### WORK TASK
One line at a time, check the entries below for the word "Matrices", and copy each line that has it.

*** SUPPLIED DATA

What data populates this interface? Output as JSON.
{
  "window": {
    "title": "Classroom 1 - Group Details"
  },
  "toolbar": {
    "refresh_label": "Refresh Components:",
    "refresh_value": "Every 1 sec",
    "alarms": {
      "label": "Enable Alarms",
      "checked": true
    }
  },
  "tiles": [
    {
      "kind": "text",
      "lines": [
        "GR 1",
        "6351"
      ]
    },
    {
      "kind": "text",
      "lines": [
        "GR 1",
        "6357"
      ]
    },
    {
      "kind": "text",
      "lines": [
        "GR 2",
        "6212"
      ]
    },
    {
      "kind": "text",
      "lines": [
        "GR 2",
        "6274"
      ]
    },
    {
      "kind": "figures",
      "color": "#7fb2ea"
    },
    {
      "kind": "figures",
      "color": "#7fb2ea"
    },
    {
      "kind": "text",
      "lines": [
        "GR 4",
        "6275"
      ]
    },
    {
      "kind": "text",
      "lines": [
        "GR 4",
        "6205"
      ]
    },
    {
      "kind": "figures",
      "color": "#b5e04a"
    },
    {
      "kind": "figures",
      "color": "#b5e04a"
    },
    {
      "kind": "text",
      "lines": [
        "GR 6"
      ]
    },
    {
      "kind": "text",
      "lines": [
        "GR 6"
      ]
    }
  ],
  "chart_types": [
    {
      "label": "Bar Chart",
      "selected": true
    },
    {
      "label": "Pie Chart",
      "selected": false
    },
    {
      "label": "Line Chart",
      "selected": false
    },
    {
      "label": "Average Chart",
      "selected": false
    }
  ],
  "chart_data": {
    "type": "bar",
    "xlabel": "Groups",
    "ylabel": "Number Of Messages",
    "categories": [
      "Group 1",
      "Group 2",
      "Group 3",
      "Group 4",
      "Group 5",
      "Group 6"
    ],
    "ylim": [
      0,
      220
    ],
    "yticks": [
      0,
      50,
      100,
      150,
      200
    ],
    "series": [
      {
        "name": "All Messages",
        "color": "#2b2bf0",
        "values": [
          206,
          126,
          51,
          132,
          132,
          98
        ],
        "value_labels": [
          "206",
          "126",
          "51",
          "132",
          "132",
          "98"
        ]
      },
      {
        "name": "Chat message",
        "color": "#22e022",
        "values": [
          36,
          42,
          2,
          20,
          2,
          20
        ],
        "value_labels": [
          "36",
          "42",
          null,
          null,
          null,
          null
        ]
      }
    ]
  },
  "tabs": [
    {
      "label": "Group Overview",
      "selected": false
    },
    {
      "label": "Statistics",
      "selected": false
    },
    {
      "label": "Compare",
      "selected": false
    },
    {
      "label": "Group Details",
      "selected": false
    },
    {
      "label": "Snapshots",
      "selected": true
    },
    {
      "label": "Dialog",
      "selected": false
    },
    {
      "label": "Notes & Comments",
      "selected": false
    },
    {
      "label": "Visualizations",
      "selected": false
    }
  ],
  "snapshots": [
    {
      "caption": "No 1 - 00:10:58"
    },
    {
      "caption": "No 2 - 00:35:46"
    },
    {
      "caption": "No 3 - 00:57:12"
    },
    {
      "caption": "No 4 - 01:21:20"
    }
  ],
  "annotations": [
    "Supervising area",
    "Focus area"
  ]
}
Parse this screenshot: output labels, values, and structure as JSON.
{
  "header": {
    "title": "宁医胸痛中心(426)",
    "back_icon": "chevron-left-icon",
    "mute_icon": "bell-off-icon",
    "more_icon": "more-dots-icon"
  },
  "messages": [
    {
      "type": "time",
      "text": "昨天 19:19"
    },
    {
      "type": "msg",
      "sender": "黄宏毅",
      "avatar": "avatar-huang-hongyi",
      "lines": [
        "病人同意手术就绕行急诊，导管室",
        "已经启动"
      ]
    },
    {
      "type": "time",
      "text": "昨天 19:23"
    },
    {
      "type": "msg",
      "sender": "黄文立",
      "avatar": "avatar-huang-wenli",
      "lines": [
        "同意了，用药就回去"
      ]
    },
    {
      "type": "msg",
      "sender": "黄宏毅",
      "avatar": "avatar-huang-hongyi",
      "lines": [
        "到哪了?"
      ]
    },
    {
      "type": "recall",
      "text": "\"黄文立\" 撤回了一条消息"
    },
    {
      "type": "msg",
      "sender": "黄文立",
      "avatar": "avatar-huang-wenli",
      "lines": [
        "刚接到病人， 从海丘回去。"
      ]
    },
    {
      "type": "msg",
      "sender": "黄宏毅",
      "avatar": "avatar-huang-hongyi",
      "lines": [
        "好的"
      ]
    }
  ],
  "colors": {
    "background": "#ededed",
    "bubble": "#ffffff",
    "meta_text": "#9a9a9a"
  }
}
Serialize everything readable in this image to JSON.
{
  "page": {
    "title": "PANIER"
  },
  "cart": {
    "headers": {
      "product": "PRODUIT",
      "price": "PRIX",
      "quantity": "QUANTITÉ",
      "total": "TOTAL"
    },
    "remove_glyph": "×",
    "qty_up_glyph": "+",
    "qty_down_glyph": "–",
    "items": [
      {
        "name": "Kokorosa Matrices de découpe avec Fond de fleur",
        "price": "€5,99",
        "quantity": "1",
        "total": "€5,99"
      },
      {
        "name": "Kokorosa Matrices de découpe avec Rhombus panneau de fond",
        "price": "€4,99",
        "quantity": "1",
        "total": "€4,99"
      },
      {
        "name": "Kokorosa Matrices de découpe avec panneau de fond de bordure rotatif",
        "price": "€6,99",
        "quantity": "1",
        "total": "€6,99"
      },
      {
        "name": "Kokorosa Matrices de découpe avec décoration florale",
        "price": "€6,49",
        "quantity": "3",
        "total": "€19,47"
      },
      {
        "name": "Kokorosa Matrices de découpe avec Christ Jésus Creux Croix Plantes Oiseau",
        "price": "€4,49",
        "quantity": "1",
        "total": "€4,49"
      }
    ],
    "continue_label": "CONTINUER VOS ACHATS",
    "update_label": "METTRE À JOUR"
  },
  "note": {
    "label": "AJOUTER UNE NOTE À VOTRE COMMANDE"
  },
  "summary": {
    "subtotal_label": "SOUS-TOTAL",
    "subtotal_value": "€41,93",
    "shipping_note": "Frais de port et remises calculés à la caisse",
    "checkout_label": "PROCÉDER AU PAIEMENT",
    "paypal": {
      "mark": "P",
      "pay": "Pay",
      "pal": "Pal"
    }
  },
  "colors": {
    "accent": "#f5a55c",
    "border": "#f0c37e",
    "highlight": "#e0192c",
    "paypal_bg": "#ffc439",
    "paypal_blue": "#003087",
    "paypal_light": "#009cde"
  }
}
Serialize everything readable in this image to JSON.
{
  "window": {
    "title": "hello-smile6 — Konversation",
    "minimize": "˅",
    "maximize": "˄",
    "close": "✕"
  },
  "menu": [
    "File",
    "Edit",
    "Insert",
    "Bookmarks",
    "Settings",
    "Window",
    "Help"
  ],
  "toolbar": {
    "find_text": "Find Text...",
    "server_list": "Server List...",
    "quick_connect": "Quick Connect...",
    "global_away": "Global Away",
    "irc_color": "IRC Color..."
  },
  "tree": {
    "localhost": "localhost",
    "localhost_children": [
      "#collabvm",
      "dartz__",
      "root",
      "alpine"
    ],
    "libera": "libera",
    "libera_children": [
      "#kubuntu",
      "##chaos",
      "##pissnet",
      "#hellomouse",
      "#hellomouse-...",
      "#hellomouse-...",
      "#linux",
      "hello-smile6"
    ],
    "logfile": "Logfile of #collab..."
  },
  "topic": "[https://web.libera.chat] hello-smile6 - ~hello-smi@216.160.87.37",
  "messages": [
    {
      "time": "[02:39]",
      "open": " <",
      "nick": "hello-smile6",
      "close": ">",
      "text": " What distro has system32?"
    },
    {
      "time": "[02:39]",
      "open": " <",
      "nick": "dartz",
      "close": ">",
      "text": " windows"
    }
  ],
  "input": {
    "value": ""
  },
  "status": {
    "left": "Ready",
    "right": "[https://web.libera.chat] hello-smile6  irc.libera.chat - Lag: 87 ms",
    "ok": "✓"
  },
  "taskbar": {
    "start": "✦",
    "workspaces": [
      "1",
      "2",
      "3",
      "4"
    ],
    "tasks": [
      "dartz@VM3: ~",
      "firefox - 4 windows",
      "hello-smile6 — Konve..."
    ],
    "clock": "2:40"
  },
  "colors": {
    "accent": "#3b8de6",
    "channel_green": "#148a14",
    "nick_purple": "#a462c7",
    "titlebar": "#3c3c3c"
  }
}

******

### TASK RESPONSE
        "name": "Kokorosa Matrices de découpe avec Fond de fleur",
        "name": "Kokorosa Matrices de découpe avec Rhombus panneau de fond",
        "name": "Kokorosa Matrices de découpe avec panneau de fond de bordure rotatif",
        "name": "Kokorosa Matrices de découpe avec décoration florale",
        "name": "Kokorosa Matrices de découpe avec Christ Jésus Creux Croix Plantes Oiseau",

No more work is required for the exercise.